Exercise details -> Find the word "students" in the data below and copy each line that holds it.
Provided information below:
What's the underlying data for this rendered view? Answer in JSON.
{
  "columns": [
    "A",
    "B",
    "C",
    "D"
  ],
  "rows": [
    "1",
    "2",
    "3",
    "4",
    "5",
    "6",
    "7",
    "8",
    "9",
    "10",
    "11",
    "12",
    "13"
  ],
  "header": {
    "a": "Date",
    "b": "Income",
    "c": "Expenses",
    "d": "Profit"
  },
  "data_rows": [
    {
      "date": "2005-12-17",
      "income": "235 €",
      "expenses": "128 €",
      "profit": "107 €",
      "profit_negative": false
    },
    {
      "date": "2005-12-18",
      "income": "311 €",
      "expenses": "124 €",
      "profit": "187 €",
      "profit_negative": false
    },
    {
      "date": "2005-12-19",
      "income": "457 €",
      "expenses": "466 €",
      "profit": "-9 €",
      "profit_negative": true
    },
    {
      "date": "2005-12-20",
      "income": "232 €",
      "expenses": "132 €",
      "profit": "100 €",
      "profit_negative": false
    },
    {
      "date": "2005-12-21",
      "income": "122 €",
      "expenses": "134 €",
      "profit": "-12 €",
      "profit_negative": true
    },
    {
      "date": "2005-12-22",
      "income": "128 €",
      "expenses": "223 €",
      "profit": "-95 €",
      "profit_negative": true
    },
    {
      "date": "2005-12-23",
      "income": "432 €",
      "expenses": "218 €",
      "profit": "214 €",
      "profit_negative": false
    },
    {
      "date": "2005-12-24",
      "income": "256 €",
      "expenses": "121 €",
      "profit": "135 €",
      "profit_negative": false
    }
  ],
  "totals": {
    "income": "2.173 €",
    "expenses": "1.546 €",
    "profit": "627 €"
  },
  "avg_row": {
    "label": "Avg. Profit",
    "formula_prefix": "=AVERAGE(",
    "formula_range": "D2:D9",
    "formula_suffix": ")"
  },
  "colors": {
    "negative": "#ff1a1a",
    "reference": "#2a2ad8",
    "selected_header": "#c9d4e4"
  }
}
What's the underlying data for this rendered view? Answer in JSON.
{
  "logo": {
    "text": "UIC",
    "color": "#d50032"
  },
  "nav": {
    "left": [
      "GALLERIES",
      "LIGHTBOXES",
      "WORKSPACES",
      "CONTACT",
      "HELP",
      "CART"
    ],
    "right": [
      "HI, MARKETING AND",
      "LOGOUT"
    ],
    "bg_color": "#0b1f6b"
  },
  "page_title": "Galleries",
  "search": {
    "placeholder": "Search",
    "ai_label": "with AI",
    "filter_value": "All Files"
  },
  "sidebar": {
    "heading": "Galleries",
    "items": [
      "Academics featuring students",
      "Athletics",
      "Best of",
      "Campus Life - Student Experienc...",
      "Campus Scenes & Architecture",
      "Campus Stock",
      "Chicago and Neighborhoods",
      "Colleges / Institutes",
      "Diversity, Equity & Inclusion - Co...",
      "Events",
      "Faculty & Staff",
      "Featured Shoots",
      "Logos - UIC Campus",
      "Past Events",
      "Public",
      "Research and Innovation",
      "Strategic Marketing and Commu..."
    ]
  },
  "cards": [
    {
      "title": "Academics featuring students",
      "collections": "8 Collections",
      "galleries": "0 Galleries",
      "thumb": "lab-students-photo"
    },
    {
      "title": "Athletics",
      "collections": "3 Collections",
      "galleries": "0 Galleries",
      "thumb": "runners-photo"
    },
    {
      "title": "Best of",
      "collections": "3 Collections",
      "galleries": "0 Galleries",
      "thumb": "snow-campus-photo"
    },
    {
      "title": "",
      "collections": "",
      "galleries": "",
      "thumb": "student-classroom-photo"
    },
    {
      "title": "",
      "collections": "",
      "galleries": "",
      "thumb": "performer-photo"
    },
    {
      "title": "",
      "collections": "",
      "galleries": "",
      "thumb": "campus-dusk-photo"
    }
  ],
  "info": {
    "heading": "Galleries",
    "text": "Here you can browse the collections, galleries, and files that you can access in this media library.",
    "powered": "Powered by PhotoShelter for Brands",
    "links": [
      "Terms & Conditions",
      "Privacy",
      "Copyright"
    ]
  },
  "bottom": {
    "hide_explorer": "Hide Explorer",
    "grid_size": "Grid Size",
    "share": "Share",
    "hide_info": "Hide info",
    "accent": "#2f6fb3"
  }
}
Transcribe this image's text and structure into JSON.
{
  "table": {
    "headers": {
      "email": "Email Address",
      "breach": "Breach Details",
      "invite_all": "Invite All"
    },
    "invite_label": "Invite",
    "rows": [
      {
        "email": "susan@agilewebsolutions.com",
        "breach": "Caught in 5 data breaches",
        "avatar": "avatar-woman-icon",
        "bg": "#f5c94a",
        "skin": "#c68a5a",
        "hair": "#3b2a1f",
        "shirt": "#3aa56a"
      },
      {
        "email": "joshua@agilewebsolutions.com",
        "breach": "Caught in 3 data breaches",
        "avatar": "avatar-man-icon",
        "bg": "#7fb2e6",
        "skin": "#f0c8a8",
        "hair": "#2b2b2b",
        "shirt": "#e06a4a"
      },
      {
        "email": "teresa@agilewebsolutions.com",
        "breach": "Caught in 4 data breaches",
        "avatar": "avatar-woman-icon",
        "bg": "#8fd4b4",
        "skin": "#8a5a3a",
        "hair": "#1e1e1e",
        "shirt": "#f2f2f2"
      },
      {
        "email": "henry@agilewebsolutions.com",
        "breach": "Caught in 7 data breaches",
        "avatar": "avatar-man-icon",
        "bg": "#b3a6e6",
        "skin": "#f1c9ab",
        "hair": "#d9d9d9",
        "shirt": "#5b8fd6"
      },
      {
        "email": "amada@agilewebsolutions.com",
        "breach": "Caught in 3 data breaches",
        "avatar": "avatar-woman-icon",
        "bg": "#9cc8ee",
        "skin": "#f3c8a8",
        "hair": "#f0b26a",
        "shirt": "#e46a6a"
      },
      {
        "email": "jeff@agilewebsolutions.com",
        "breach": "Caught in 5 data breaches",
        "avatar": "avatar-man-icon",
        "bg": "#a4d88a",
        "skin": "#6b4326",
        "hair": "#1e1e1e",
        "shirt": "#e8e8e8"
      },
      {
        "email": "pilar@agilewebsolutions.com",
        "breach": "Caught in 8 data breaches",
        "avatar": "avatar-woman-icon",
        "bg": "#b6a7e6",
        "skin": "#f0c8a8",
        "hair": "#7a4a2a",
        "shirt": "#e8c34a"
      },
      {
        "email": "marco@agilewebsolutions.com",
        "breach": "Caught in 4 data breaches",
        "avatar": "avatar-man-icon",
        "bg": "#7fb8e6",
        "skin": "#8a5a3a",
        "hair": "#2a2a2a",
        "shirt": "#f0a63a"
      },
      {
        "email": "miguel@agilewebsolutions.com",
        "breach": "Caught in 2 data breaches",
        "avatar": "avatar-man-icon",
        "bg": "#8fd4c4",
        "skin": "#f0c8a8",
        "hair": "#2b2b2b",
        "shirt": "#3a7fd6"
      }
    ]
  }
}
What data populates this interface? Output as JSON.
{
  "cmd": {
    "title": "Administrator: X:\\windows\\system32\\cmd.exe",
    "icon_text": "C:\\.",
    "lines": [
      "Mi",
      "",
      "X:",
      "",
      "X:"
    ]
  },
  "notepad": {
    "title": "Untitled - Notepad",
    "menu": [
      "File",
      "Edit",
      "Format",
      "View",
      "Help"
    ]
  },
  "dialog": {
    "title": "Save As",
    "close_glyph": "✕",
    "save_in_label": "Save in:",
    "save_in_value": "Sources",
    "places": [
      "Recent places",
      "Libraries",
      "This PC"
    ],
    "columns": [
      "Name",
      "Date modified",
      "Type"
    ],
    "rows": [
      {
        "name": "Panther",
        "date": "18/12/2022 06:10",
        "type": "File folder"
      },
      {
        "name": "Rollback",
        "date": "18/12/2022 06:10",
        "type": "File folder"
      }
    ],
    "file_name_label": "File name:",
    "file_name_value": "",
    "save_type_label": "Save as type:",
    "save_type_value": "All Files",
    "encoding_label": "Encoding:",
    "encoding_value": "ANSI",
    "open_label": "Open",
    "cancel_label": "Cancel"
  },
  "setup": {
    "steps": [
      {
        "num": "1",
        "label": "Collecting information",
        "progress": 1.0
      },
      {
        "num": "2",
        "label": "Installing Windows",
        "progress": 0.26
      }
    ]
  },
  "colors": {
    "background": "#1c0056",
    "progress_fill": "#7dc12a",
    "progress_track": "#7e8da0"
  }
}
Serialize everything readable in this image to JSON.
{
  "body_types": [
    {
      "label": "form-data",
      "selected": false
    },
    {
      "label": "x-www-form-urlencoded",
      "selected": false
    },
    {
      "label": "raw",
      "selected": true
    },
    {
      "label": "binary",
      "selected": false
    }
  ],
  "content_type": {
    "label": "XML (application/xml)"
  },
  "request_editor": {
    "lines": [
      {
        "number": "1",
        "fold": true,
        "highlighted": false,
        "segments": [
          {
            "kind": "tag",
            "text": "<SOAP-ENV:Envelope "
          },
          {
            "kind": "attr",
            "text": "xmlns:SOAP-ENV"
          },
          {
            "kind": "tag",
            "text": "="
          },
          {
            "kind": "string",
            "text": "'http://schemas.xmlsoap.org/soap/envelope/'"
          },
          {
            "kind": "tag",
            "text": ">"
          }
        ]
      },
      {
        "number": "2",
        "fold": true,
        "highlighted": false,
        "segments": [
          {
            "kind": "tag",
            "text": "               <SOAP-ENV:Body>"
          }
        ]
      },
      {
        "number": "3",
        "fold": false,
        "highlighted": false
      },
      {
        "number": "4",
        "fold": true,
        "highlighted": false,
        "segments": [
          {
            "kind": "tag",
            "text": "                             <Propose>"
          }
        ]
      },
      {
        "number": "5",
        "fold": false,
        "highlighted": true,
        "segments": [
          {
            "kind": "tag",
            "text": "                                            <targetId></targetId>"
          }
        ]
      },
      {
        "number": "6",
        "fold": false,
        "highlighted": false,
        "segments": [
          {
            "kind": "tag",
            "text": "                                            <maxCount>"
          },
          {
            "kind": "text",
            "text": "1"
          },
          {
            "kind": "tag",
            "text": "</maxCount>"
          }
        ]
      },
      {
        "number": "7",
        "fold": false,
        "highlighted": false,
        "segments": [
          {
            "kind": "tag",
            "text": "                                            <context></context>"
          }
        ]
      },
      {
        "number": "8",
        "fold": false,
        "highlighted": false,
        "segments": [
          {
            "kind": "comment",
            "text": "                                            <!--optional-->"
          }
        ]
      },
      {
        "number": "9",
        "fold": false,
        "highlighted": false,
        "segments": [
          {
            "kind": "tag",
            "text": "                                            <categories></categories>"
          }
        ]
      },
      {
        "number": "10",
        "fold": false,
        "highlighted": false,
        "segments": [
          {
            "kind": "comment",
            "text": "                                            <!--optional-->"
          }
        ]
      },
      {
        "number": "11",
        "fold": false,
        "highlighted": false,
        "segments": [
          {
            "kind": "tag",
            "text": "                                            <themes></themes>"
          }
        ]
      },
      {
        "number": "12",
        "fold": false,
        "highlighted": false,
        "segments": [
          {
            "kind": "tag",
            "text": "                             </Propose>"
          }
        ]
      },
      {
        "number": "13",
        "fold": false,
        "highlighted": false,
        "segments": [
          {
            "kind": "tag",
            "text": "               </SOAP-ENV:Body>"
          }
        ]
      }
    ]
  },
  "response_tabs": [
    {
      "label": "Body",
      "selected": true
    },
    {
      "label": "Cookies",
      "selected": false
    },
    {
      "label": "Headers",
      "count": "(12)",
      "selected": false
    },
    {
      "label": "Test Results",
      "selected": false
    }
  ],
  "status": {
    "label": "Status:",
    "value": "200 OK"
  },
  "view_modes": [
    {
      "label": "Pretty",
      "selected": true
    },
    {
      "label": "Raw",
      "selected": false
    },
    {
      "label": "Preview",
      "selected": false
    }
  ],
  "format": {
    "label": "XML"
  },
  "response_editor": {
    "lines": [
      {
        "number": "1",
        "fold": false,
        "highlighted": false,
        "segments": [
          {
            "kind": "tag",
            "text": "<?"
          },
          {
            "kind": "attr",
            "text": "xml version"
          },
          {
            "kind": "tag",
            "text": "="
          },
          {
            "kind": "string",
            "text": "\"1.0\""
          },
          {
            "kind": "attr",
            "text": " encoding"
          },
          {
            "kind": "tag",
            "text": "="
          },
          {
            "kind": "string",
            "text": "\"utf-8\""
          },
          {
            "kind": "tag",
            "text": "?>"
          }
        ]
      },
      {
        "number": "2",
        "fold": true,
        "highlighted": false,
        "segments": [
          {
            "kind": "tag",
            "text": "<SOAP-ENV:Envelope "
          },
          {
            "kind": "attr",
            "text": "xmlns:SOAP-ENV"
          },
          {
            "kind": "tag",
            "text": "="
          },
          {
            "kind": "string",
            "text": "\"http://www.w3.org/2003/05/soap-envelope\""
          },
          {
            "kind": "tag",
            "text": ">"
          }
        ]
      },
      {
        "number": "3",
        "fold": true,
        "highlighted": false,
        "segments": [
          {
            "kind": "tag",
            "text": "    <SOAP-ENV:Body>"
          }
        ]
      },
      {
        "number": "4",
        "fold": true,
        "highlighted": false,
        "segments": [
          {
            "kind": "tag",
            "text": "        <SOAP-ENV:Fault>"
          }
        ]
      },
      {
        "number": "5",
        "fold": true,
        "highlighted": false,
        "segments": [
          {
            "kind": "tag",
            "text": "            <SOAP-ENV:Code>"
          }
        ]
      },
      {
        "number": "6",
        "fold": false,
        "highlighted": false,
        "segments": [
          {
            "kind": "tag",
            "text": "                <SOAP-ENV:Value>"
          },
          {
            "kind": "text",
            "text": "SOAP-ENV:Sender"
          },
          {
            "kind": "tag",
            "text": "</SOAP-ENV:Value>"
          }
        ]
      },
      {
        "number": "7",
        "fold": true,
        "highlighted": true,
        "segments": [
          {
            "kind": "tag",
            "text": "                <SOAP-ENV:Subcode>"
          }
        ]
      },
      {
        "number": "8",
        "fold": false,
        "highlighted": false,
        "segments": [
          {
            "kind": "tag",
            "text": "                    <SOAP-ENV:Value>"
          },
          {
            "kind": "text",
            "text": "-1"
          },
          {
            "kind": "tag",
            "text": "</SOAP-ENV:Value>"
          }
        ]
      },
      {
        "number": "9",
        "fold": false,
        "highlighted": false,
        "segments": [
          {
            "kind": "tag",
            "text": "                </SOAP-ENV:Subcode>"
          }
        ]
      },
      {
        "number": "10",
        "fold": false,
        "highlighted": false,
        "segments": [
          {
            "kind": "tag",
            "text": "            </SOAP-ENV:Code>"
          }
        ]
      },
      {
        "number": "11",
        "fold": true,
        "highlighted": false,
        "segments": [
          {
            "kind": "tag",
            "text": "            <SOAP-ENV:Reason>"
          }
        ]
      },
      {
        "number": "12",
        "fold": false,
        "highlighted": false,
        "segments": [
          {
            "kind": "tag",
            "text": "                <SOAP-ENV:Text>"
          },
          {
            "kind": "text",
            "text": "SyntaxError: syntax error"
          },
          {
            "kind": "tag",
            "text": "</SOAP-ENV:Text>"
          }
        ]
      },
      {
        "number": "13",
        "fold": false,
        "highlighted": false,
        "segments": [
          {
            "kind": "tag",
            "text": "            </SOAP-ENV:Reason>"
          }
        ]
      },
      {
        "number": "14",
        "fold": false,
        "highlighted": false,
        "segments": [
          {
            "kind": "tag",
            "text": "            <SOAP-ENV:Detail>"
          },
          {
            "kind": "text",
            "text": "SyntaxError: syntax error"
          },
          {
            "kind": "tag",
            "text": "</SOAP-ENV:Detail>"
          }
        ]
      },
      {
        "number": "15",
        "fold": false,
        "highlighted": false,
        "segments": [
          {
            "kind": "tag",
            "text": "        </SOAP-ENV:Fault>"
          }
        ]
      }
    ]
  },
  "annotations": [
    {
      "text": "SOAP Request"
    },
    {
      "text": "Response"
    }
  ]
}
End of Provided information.
Problem solution ->
      "Academics featuring students",
      "title": "Academics featuring students",
      "thumb": "lab-students-photo"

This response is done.